Staff Review


Hail Something (2016)

death protector

Mediumship (2014) was a bit of a letdown for me. I've always loved Dikembe's upbeat and energetic blend of indie/emo/punk but this shift in sound lacked a lot of life and felt so restrained. The Ledge EP a year later had me rethinking and I realized I was a bit harsh. Nonetheless, I still felt like Dikembe knew where they wanted to go but were struggling to find the right vehicle. They felt unsure. Hail Something, flaws aside, plays out like they finally mapped how to make this transition. With their new sound in tow, it's apparent that, as experienced as they are, Dikembe are still a work-in-progress. Ultimately, minor gripes aside, the record ends in a decent-enough place.

You'd usually hear about Dikembe being one of the frontrunners of the Gainesville music scene. Other times, they'd be lumped in with other 'emo-revivalists'. Dowsing, Annabel and Donor are a few that come to mind. This time around, they sharpen up the '90s texture they're pressing forth with and mostly focusing on a more jagged, aggressive sound. "Earth Around Me" and "Awful Machine" are best indicative of this. They've lessened down on their poppy presence and lean more towards the style of Basement, Sainthood Reps, Citizen and Balance and Composure. The themes they touch on are very familiar to their fans -- relationships, life on the road and of course, mental health (as heard on "Fix"). A few songs are for those trying the bridge the gap in what's now two eras of Dikembe. "Shelf" brings back the emo notes of old -- fit for fans of Sorority Noise. A few of the other songs are quite forgettable though and lack urgency. They remind me of the parts I disliked off Mediumship. Dragging and wondering if they should shoegaze it. The album recovers though and by the time they offer their sludgy, grungy closer in "Eat" (which feels like homage to the Pixies), it's quite apparent that Dikembe are no longer holding on to the past.

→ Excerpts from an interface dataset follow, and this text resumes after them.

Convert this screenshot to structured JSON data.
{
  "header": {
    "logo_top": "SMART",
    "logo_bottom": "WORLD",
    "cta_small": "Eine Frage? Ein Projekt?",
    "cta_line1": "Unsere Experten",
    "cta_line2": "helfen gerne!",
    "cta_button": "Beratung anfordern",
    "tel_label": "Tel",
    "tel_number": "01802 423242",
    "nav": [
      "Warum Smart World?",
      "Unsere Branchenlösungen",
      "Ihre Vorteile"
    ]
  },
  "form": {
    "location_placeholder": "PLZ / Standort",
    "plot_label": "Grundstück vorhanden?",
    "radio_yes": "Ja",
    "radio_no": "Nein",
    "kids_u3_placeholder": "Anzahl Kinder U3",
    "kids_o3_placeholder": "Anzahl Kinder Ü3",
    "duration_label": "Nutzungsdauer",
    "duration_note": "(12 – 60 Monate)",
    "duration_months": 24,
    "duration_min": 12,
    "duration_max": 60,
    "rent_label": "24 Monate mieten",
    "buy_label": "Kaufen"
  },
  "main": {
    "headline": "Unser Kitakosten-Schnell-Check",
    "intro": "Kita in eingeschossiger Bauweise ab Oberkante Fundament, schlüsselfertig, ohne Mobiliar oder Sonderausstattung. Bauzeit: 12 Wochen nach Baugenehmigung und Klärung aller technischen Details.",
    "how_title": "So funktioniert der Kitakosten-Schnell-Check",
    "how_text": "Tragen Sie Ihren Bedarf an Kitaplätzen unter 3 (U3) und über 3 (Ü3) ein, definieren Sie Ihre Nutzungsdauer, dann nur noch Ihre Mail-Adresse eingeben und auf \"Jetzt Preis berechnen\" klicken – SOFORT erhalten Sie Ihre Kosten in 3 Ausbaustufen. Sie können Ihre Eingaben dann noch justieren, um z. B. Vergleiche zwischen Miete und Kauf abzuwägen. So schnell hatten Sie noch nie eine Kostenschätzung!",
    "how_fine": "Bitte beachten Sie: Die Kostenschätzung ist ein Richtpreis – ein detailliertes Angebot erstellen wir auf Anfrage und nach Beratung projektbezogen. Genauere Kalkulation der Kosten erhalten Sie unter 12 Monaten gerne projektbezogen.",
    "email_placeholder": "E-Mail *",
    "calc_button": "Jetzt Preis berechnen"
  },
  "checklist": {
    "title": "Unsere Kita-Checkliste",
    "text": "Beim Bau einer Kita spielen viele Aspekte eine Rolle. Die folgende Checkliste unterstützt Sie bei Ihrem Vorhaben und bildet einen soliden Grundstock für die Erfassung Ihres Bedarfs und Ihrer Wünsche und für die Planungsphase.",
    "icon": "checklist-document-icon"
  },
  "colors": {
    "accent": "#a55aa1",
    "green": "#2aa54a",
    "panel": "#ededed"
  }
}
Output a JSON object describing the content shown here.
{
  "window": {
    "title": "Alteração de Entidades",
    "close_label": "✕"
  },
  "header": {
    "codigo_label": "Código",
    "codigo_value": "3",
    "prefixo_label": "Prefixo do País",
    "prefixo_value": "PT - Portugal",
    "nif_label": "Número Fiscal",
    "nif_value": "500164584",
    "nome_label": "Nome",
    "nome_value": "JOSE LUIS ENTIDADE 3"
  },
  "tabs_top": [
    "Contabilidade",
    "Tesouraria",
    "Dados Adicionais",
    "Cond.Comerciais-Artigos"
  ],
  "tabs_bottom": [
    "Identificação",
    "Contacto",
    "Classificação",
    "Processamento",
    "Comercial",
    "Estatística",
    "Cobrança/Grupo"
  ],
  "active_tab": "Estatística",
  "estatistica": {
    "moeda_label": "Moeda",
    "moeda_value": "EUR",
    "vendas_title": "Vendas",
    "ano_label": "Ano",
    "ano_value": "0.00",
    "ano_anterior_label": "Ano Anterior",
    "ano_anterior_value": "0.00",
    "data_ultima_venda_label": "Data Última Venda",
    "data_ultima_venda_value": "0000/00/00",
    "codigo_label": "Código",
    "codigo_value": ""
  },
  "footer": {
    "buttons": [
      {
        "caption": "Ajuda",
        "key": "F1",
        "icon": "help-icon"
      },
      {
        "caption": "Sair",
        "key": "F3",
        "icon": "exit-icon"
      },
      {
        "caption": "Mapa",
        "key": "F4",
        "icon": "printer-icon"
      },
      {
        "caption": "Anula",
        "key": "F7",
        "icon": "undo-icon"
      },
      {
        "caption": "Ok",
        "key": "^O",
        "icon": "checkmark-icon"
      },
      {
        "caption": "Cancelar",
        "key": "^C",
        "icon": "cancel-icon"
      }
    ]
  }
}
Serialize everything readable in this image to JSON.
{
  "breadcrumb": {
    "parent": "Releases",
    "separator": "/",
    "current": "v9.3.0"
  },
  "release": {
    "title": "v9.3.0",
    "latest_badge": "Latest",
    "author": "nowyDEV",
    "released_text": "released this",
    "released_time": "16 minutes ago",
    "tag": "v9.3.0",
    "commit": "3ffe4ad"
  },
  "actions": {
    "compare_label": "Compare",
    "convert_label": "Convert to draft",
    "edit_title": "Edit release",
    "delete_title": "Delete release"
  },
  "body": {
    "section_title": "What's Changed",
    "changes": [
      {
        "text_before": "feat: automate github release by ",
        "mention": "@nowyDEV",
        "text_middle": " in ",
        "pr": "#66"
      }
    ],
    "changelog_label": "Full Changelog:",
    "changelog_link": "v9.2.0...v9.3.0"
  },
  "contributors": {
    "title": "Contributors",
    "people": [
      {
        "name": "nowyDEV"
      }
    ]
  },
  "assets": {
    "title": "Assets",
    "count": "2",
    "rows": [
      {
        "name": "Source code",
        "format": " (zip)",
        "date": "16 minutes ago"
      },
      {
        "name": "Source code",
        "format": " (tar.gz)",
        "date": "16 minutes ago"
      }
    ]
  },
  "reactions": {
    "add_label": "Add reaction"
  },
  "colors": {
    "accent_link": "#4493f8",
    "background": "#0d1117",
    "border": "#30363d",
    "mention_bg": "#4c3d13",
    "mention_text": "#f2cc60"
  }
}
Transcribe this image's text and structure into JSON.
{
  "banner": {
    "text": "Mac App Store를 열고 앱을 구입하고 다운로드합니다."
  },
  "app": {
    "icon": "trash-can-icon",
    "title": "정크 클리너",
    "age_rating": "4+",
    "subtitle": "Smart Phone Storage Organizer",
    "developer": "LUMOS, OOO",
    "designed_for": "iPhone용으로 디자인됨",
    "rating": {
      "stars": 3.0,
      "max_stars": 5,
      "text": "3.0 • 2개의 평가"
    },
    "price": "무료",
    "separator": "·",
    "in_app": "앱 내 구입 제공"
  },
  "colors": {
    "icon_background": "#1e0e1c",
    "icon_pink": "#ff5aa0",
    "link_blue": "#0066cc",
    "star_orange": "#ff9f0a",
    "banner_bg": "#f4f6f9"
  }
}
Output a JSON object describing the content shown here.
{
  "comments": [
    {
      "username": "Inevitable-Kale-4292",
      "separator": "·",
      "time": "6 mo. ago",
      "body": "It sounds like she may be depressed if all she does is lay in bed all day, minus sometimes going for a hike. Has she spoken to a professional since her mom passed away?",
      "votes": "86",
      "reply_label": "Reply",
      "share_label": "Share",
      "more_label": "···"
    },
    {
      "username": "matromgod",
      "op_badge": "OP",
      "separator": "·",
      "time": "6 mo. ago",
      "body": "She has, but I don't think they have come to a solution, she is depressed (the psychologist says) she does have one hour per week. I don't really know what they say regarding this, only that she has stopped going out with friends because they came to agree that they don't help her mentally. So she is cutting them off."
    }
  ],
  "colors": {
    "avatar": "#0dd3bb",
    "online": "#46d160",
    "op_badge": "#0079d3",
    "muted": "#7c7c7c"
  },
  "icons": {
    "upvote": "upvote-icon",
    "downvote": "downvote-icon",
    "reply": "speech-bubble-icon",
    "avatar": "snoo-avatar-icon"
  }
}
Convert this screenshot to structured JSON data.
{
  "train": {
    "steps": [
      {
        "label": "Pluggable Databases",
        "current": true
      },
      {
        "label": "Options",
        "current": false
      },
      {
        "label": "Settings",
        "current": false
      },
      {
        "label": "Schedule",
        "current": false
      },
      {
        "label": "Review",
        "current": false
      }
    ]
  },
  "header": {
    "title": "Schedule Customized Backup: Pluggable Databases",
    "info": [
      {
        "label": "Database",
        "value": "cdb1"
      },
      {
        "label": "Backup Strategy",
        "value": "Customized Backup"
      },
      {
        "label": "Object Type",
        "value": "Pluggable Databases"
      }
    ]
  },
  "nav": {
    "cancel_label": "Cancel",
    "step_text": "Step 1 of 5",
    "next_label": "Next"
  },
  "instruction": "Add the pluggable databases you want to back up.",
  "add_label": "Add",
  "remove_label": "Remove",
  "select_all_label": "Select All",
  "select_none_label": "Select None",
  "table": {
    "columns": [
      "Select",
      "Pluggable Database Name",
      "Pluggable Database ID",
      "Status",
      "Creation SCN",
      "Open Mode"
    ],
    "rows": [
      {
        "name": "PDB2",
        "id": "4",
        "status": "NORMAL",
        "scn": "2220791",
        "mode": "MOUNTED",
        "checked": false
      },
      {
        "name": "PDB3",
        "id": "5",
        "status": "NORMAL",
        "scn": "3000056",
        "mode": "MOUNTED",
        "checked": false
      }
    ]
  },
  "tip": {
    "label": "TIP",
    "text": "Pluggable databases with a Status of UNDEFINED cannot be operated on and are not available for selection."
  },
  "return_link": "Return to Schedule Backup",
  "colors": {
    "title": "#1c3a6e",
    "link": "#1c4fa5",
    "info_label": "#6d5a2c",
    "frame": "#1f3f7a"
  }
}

It'll feel familiar in bits and pieces but the record's about the inevitable. Letting go.